"If a minor girl leaves her husband's house without any persuation, inducement or blandishment held out to her by a man, so that she has got fairly away from home and then goes to him, he cannot be deemed to have infringed the law, even if he does not restore her to her lawful guardian".
Similarly in Nura v. Rex, AIR 1949 All 710 (P), following Emperor v. Ram Chander AIR 1914 All 376 (1) (Q) and Ewaz Ali v. Emperor, AIR 1915 All 390 (R), a learned Judge of that High Court remarked that:
"The most essential ingredient of the offence defined in Section 361 is that the minor should have been 'taken' by the accused 'out of the keeping' of his lawful guardian.
Where a minor girl voluntarily leaves the roof of her guardian and when out of his house, comes across another, who treats her with kindness, or at least without employing any force or practising any fraud on her, he cannot be held guilty under Section 361".
19. On the same analogy, it can be said here that if Mt. Roshni took it into her head to go to Tulsi's house in village Harkhar (Tulsi's sister being married to her own brother), then in the absence of clear and cogent evidence as to enticement or abduction, no offence under Sections 363 and 366, I. P.C., is made out.

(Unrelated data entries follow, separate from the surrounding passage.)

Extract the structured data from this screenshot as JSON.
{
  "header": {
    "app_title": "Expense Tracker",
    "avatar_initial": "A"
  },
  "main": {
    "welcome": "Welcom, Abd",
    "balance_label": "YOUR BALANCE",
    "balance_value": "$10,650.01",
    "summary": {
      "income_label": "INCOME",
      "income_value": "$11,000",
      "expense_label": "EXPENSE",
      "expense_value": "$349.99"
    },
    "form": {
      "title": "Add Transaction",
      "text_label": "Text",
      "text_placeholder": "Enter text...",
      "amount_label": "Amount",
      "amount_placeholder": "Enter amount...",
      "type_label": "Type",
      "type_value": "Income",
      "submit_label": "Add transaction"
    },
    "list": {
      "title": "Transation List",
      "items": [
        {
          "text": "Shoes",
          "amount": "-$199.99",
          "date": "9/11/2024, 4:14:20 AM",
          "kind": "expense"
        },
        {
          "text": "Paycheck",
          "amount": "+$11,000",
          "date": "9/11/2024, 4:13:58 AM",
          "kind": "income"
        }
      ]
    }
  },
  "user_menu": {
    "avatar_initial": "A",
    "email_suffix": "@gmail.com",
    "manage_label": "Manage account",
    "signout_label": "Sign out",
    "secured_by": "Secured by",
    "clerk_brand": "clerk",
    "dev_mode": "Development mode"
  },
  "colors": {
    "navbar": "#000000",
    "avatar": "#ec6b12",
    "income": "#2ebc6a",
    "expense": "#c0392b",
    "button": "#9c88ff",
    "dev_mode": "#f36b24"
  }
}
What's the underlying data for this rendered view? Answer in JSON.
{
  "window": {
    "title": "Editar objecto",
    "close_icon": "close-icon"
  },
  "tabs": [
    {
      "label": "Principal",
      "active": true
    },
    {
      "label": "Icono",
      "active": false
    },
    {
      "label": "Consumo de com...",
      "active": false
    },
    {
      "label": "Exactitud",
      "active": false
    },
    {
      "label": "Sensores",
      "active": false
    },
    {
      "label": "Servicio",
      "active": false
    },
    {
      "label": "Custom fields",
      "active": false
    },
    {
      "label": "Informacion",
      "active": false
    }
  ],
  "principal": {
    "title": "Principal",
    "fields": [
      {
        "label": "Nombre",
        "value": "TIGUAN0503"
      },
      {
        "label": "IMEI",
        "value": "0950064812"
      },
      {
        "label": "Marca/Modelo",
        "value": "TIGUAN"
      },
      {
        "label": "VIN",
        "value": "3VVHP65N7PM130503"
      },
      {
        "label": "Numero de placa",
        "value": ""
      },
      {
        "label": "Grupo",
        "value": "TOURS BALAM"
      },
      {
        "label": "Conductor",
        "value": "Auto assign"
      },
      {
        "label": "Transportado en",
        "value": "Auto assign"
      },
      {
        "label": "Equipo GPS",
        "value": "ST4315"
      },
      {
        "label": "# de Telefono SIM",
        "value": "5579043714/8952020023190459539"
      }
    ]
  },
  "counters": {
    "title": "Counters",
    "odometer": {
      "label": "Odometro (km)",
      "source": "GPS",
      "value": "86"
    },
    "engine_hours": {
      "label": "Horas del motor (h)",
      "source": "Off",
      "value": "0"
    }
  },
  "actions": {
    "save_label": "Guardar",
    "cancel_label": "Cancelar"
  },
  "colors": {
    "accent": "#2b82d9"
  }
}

20. As Mr. Anand for respondents 1 and 2 rightly pointed out, the report, Ex. D. F. lodged by Mt. Goga at the Thana on 27-9-1955 goes in favour of the respondents, i.e. suggests that Mt. Roshni went away to Tulsi's house in Harkhar, of her own accord. There is nothing in it to suggest that the girl had been enticed or abducted. The police themselves decided to treat the case as a non-cognizable one under Sections 497 and 498, I. P. C. No further action was taken and Mt. Goga was referred to the Courts. Subsequently, the police took a somersault when Ram Lal, the alleged husband of Mt. Roshni lodged a report, Ex. P. A., on 29-9-1955 and a case under Sections 363 and 366, I. P. C., was then registered and investigated. Mr. Anand contended that the report of 29-9-1955, Ex. P. A. was manoeuvered by interested parties. He pointed out, in this connection, that it was only one day earlier, i.e., 28-9-1955, that Ram Lal applied to the District Medical Officer for copies of relevant birth and death entries. It is not necessary to speculate as to what happened behind the scenes, but so much is clear that the police themselves felt at first that the case was one under Sections 497 and 498, I. P. C., and its subsequent amendment or enlargement to one under Sections 363 and 366, I.P.C., was an afterthought.
21. In view of all that has been said above, I am unable to see that there are such compelling and substantial reasons, which would justify this Court in upsetting the order of acquittal passed by the learned trial Magistrate. The offences, with which the respondents were charged in my opinion, were not brought home to them beyond reasonable doubt. Consequently, they were rightly acquitted by the trial Court. This appeal, therefore, must fail.
22. The appeal fails and it is dismissed. The respondents are on bail; their bail bonds are discharged.